This video shows not only how one instructor creates audio feedback but the reactions of a student.


Audacity is not the only tool you can use to create audio – but it is easy to use on both Mac and Windows platforms. Find audacity at

Oct 05

Teaching Lessons from Bobby McFerrin

Thought I’d share this article from Teaching in Higher Ed

It includes a youtube video of Bobby McFerrin giving a lesson about the Pentatonic Scale – the Youtube is embedded below but go and read the whole article to highlight some teaching tips


Jul 20

“Flipping” your class?

“Flipping the classroom” is a buzzword for supposedly reversing the delivery of lecture/homework.  Instead of lecturing in a classroom or synchronous online class session and then assigning homework for students to do outside of class time, you make students responsible for reading or viewing content before class then plan more engaging and challenging activities during the class session.

Since UAS generally has small class sizes, many of faculty are already forgoing straight lecture and engaging their students in active learning during class. Planning for a variety of activities can be a challenge though.  Here are some resources to help  (thanks to Susie Feero for forwarding this article):

Five Time-Saving Strategies for the Flipped Classroom”  – Barbi Honeycutt, Faculty Focus

My favorite recommendation from this article: “Once you look at which lessons to flip, build margins into the actual lesson plans.
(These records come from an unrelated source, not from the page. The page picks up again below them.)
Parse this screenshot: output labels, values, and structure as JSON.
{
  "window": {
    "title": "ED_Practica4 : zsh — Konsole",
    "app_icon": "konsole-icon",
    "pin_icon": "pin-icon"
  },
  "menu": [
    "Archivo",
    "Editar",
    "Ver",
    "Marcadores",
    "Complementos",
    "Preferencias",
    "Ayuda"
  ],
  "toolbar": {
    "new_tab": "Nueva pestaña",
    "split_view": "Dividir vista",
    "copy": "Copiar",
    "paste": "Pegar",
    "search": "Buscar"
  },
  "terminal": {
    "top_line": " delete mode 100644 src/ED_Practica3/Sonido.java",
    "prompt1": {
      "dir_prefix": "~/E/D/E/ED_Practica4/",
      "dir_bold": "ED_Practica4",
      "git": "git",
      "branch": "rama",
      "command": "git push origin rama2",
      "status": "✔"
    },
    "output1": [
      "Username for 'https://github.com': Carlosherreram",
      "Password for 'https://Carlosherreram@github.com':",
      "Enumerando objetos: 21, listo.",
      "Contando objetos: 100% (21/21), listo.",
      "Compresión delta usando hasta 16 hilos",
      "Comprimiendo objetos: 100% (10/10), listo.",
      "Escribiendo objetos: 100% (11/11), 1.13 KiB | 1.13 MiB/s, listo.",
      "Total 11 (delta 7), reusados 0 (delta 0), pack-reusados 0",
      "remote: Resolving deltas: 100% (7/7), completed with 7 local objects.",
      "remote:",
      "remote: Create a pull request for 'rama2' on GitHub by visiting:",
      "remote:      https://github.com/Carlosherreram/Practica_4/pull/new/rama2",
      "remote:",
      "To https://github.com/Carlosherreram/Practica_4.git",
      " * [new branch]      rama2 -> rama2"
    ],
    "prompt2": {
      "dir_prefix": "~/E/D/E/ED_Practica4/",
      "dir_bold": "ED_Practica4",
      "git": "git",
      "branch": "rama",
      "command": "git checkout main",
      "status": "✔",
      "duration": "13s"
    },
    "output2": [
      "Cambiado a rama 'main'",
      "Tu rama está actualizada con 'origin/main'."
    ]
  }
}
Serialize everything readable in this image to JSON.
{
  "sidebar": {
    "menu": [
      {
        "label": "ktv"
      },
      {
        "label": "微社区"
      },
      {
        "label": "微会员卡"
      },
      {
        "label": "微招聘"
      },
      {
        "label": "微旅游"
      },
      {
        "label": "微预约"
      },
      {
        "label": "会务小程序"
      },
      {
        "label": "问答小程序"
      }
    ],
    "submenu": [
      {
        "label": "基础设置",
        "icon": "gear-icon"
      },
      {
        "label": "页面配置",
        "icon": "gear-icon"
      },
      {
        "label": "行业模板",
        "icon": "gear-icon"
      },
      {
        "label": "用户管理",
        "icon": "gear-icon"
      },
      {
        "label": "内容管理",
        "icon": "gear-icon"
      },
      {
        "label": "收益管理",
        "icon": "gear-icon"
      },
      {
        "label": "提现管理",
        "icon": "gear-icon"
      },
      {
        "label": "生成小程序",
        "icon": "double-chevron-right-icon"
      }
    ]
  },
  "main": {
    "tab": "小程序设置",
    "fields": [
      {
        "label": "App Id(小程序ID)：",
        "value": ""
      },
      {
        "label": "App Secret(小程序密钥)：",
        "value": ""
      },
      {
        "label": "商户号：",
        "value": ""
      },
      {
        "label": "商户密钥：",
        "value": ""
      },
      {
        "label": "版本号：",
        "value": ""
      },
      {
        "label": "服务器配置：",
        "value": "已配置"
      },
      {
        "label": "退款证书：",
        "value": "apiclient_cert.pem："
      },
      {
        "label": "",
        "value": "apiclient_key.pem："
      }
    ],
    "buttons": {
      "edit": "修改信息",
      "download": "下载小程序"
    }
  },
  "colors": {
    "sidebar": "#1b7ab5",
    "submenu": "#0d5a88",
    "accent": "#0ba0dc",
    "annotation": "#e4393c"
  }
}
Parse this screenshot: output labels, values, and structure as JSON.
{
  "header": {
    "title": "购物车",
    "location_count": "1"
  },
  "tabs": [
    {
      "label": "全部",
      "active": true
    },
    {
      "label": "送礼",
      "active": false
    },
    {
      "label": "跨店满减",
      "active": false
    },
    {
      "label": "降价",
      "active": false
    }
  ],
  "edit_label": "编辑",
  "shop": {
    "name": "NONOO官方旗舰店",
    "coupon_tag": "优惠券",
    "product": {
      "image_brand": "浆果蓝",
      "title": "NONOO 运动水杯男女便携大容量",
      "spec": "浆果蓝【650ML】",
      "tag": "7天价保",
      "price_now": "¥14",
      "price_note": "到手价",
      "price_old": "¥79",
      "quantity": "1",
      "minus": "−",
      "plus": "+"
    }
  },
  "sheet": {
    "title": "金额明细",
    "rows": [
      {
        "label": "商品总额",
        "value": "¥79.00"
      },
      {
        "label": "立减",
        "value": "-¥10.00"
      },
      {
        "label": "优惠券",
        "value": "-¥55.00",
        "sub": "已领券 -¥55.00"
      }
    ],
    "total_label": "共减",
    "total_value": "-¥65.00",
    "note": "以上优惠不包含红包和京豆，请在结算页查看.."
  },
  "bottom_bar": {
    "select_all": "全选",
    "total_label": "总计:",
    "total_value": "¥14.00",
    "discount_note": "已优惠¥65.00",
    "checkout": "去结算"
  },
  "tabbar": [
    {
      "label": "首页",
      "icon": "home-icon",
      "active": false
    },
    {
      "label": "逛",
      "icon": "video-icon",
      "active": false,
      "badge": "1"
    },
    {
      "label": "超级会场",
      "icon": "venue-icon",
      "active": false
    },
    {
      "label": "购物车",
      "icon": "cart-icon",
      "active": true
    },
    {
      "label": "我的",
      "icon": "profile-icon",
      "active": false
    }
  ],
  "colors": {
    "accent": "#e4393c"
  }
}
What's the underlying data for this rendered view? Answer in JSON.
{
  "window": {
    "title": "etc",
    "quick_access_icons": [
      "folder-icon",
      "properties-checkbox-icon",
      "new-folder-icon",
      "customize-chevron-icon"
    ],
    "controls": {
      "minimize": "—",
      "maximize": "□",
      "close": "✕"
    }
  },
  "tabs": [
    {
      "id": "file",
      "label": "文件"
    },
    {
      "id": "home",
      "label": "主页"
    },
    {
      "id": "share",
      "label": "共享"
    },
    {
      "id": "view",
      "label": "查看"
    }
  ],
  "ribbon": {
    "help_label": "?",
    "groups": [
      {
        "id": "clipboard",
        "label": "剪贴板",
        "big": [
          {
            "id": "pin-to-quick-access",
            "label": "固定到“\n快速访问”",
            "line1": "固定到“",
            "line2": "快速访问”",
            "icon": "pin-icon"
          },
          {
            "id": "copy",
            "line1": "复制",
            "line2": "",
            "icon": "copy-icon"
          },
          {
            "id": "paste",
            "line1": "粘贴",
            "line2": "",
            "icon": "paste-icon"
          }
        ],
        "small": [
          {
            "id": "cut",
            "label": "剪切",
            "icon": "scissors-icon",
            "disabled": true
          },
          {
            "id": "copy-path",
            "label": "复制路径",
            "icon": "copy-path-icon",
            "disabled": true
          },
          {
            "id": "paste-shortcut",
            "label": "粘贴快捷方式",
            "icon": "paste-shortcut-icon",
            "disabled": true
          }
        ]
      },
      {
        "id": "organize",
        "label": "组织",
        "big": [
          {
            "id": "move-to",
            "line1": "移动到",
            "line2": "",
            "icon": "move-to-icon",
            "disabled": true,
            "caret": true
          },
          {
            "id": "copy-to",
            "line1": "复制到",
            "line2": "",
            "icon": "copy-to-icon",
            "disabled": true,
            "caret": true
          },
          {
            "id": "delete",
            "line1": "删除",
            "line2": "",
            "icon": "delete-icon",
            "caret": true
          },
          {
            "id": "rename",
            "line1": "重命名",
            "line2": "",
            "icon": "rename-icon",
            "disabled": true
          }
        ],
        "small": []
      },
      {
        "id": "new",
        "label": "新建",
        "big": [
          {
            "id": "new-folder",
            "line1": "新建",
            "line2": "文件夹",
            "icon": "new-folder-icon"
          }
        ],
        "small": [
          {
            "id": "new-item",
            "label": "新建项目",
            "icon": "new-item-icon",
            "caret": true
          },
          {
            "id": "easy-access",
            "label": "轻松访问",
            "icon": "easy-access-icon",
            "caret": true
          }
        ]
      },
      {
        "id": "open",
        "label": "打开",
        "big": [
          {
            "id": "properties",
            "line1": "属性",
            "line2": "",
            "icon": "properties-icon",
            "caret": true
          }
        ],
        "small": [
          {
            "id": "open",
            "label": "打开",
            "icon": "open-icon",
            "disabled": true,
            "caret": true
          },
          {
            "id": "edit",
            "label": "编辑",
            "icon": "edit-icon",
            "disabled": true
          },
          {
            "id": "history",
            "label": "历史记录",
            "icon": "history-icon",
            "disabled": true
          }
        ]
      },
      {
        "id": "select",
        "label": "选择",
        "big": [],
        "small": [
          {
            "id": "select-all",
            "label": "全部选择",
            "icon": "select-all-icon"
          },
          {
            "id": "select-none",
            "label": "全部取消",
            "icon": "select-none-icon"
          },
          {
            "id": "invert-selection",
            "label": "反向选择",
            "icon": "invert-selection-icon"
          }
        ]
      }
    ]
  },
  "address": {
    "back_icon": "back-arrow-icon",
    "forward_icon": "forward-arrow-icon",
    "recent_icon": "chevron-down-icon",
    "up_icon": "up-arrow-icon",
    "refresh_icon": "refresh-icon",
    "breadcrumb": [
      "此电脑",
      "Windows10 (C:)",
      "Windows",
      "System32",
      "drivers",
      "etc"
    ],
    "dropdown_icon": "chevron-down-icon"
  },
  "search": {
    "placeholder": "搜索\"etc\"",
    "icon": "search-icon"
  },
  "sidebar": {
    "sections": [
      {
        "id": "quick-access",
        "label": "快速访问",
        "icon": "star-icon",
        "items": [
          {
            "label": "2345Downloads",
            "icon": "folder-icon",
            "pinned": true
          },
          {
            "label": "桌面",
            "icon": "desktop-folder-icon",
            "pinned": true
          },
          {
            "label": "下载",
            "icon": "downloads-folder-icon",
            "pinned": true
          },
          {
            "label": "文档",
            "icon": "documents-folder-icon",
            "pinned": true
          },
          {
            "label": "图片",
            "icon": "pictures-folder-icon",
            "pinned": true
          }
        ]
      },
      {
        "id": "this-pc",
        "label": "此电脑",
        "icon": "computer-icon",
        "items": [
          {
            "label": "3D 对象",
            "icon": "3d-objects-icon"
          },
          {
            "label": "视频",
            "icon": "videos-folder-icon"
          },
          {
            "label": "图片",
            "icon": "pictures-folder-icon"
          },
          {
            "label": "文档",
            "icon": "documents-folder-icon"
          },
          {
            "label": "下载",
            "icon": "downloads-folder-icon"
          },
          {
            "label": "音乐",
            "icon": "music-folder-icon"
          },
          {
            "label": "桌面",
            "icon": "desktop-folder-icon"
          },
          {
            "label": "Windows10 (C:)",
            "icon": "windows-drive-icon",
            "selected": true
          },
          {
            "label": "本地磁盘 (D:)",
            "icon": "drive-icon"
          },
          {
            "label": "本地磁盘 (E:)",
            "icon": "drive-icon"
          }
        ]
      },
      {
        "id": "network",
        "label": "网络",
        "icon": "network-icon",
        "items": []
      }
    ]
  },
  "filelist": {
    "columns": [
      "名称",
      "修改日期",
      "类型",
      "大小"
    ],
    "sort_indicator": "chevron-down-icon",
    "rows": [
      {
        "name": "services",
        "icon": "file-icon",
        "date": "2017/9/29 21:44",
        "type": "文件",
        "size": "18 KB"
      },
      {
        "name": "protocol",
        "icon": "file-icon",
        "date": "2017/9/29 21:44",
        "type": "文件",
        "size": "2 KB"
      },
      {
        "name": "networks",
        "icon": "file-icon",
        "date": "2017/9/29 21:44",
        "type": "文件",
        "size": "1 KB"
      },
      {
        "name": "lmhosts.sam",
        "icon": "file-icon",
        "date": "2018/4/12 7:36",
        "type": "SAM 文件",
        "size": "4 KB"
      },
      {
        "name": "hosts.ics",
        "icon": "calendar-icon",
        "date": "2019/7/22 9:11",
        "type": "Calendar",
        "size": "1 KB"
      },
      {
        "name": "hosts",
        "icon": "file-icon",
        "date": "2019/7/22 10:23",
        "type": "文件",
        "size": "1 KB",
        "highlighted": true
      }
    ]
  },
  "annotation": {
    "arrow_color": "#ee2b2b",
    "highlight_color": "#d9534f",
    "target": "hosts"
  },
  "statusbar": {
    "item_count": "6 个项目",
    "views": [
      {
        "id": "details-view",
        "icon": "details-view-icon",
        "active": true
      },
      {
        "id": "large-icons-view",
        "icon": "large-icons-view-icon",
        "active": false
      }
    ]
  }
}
Where can you find white space in a lesson? For example, if it takes you five minutes to solve a problem in a lesson, plan for your students to take 10 minutes. If you are trying out new technology in a lesson, plan for it not to work the first time. If you are introducing a new activity, allot enough time to explain the process three times.”

Previous articles about flipping the classroom:

Five Ways to Motivate Unprepared Students in the Flipped Classroom

Three Focusing Activities to Engage Students in the First Five Minutes of Class

Managing In-Class Learning Experiences in Flipped Classrooms

Apr 05

Google URL shortener

GOOGLHave you ever run into problems sending a really long URL (web address) in an email or posted it as a link?  Sometimes the sheer length of the URL can cause it to “break” or make it hard to copy and paste if it doesn’t show up as a “live” link.

One solution  a URL shortener?  There are a lot of them including and .  Since I use Google drive and other apps a lot the one I like to use is Google’s shorter:  Simply go to, paste in the long URL and it will create a custum short link.

Like other shorteners, it not only shortens the long URL – if you are logged into Google then it also remembers all your shortened links making it easier to go back and retrieve one to use again.  It will also keep track of statistics so you know how many times that URL has been clicked on.

Ever wonder how they get short names like ?  Well the last two letters are a “top level domain” – in this case an abbreviation for country: Greenland.  (or in this case, an autonomous country within the Danish realm.)  So Google just registered the domain name in Greenland.

Mar 30

Quizzes: Going beyond memorization

Do you use regular quizzes in your class?  You can use quizzes not only for memorized “factoids” but also to engage students.  Here’s an article that discusses some different types of quizzes:

Five Types of Quizzes That Deepen Engagement with Course Content” – Maryellen Weimer, Faculty Focus, March 30 2016

How do you use quizzes in your class?